Alan has a paranoid personality and is prone to depression. Betty is Alan's girlfriend. She is having an affair with Clive and does not conceal this fact form Alan who feels demeaned and angry. Betty comes home form the pub one day and announces to Alan that she is going to leave him for Clive. She packs her bags and goes. Not knowing what to do, Alan picks up a hunting rifle and goes in search of Clive. He looks through the pub window and sees both Betty and Clive together. Whilst taking aim at Clive with the rifle, Dennis, an old friend from the pub, staggers over Alan and gives him a hard slap on the back. Alan stumbles whilst pulling the trigger and shoots a paraffin lamp on the bar. It ignites and the pub catches fire. The landlord of the pub, Ed, has piled crates in front of the fire exits so the only escape is through the narrow door. Clive dies in the fire and Betty collapses in an attempted escape. She is taken to the hospital but is diagnosed as being in a 'persistent vegetative state." She receives life support treatment. After one month, however, Doctor Fiona decides that Betty is unlikely to ever again consciousness and so authorizes the termination of life support. Benny dies two weeks after.In order to arrive answer to each of the questions, let us take first an overview on how criminal liability may be incurred in the commission of an offense in the United Kingdom and the available defences he can utilize to lessen or even negate his criminal liability.

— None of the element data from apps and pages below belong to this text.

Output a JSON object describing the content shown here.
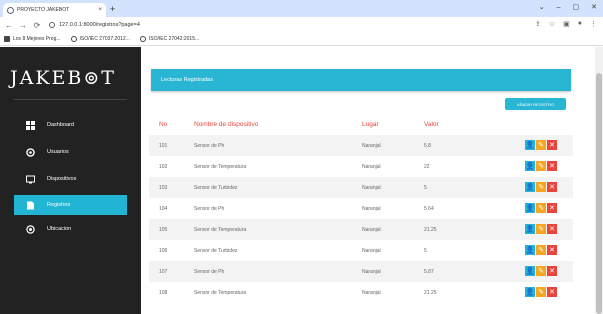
{
  "browser": {
    "tab_title": "PROYECTO JAKEBOT",
    "tab_close": "×",
    "new_tab": "+",
    "url": "127.0.0.1:8000/registros?page=4",
    "window_controls": [
      "⌄",
      "–",
      "▢",
      "✕"
    ],
    "bookmarks": [
      "Los 8 Mejores Prog...",
      "ISO/IEC 27037:2012...",
      "ISO/IEC 27042:2015..."
    ]
  },
  "sidebar": {
    "logo": "JAKEB⊚T",
    "items": [
      {
        "label": "Dashboard",
        "icon": "dashboard-icon"
      },
      {
        "label": "Usuarios",
        "icon": "user-icon"
      },
      {
        "label": "Dispositivos",
        "icon": "device-icon"
      },
      {
        "label": "Registros",
        "icon": "document-icon",
        "active": true
      },
      {
        "label": "Ubicacion",
        "icon": "location-icon"
      }
    ]
  },
  "main": {
    "header_title": "Lecturas Registradas",
    "add_button": "AÑADIR REGISTRO",
    "columns": [
      "No",
      "Nombre de dispositivo",
      "Lugar",
      "Valor"
    ],
    "rows": [
      {
        "no": "101",
        "device": "Sensor de Ph",
        "place": "Naranjal",
        "value": "5.8"
      },
      {
        "no": "102",
        "device": "Sensor de Temperatura",
        "place": "Naranjal",
        "value": "22"
      },
      {
        "no": "103",
        "device": "Sensor de Turbidez",
        "place": "Naranjal",
        "value": "5"
      },
      {
        "no": "104",
        "device": "Sensor de Ph",
        "place": "Naranjal",
        "value": "5.64"
      },
      {
        "no": "105",
        "device": "Sensor de Temperatura",
        "place": "Naranjal",
        "value": "21.25"
      },
      {
        "no": "106",
        "device": "Sensor de Turbidez",
        "place": "Naranjal",
        "value": "5"
      },
      {
        "no": "107",
        "device": "Sensor de Ph",
        "place": "Naranjal",
        "value": "5.87"
      },
      {
        "no": "108",
        "device": "Sensor de Temperatura",
        "place": "Naranjal",
        "value": "21.25"
      }
    ],
    "actions": {
      "view": "👤",
      "edit": "✎",
      "delete": "✕"
    }
  },
  "colors": {
    "accent": "#29b6d4",
    "edit": "#f5a623",
    "delete": "#e8453c",
    "sidebar": "#222222",
    "header_text": "#e8453c"
  }
}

The Concept of Crime and Criminal Liability
In almost all criminal laws, crime is defined as an act or omission in violation of an established law of the place where the crime was committed. Act refers to an overt movement of any part of the body, while omission refers to one's failure to act or to perform a lawful duty which he is obliged to do. In order for an act or omission to be considered as a crime, there must be a law punishing that act or requiring a person to perform such lawful duty. Such laws may be the common law that are utilized in the United Kingdom, or a statute, like the Modern Penal Code, which is passed by the legislature of countries like the United States.

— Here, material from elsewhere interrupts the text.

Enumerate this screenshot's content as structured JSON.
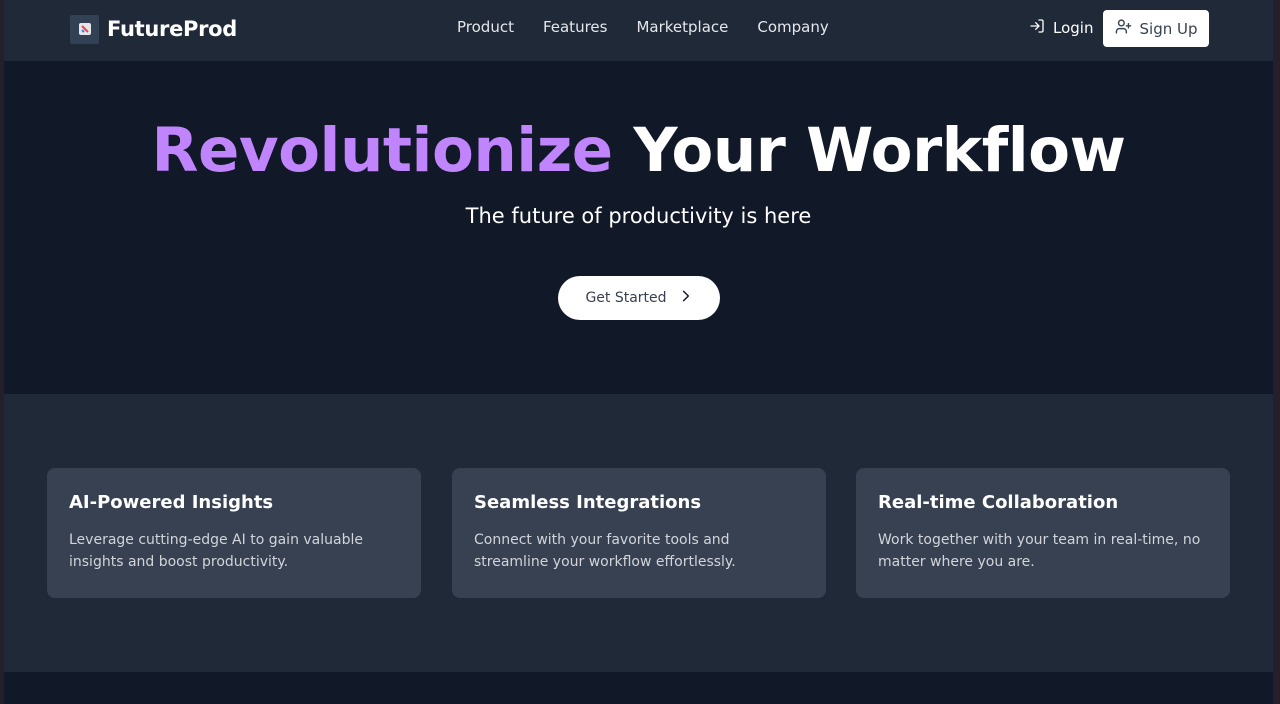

Crime is a generic term. It is used interchangeably with the term felony, violation or infraction by the criminal law of other countries. In the United Kingdom, an act or omission punishable by law is called as "offence." The violator may be termed as offender or defendant. A crime may be committed against a person like murder, against a property like theft, and against honor like defamation or intriguing against honor.
When a person commits an offence, he is usually subjected to two liabilities. First is the civil liability which is the payment of the damages capable of pecuniary estimation in monetary form; and the second is the criminal liability which will subject the offender to life imprisonment, imprisonment for several years, or even death sentence, if found guilty.

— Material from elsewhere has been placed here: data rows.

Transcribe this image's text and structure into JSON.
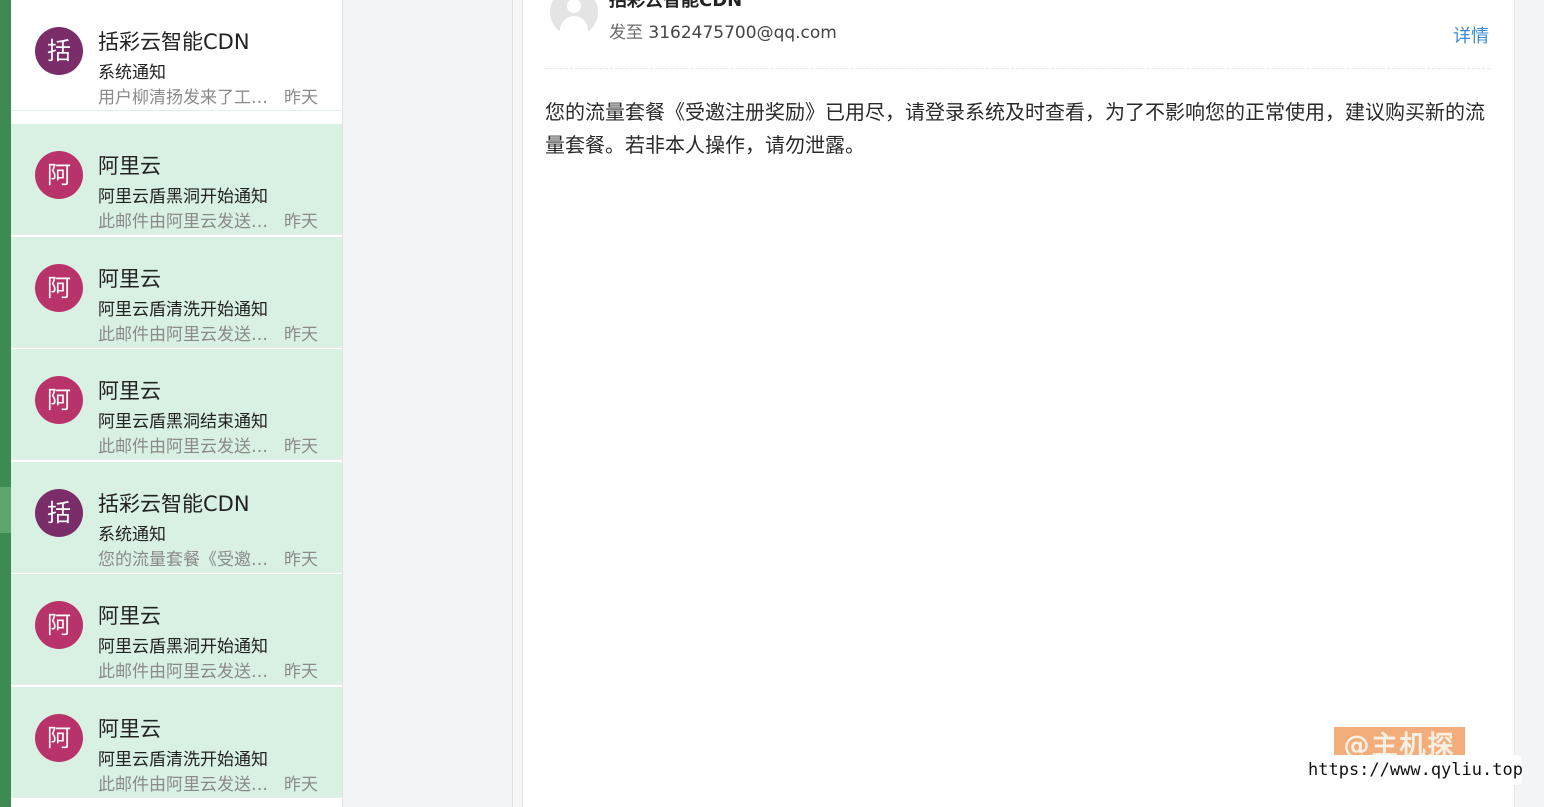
{
  "mail_list": {
    "items": [
      {
        "avatar_char": "括",
        "avatar_color": "#7b2d6a",
        "sender": "括彩云智能CDN",
        "subject": "系统通知",
        "preview": "用户柳清扬发来了工单回复",
        "time": "昨天",
        "state": "read"
      },
      {
        "avatar_char": "阿",
        "avatar_color": "#b8336a",
        "sender": "阿里云",
        "subject": "阿里云盾黑洞开始通知",
        "preview": "此邮件由阿里云发送，由系统自动发出",
        "time": "昨天",
        "state": "unread"
      },
      {
        "avatar_char": "阿",
        "avatar_color": "#b8336a",
        "sender": "阿里云",
        "subject": "阿里云盾清洗开始通知",
        "preview": "此邮件由阿里云发送，由系统自动发出",
        "time": "昨天",
        "state": "unread"
      },
      {
        "avatar_char": "阿",
        "avatar_color": "#b8336a",
        "sender": "阿里云",
        "subject": "阿里云盾黑洞结束通知",
        "preview": "此邮件由阿里云发送，由系统自动发出",
        "time": "昨天",
        "state": "unread"
      },
      {
        "avatar_char": "括",
        "avatar_color": "#7b2d6a",
        "sender": "括彩云智能CDN",
        "subject": "系统通知",
        "preview": "您的流量套餐《受邀注册奖励》已用尽",
        "time": "昨天",
        "state": "unread"
      },
      {
        "avatar_char": "阿",
        "avatar_color": "#b8336a",
        "sender": "阿里云",
        "subject": "阿里云盾黑洞开始通知",
        "preview": "此邮件由阿里云发送，由系统自动发出",
        "time": "昨天",
        "state": "unread"
      },
      {
        "avatar_char": "阿",
        "avatar_color": "#b8336a",
        "sender": "阿里云",
        "subject": "阿里云盾清洗开始通知",
        "preview": "此邮件由阿里云发送，由系统自动发出",
        "time": "昨天",
        "state": "unread"
      }
    ]
  },
  "reader": {
    "sender": "括彩云智能CDN",
    "to_label": "发至",
    "to_address": "3162475700@qq.com",
    "details_label": "详情",
    "body": "您的流量套餐《受邀注册奖励》已用尽，请登录系统及时查看，为了不影响您的正常使用，建议购买新的流量套餐。若非本人操作，请勿泄露。"
  },
  "watermark": {
    "label": "@主机探",
    "url": "https://www.qyliu.top"
  },
  "colors": {
    "accent_green": "#3d8a52",
    "unread_bg": "#d9f1e2",
    "link_blue": "#3a8bd6"
  }
}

This research will only discuss that offences that can be committed against persons in the United Kingdom, the criminal liability the offender may incur, and the available defences he can utilize to lessen or even negate his criminal liability.
Actus Reus and Mens Rea
Under the English common law, criminal liability could only be incurred if two of its essential elements are present which are the actus reus and the mens rea. These essential requisites of criminal liability were based on the common law jurisdiction of the United Kingdom and are expressed in the Latin principle "actus non facit reum nisi mens sit rea," which means "an act does not make a person guilty unless (his) mind is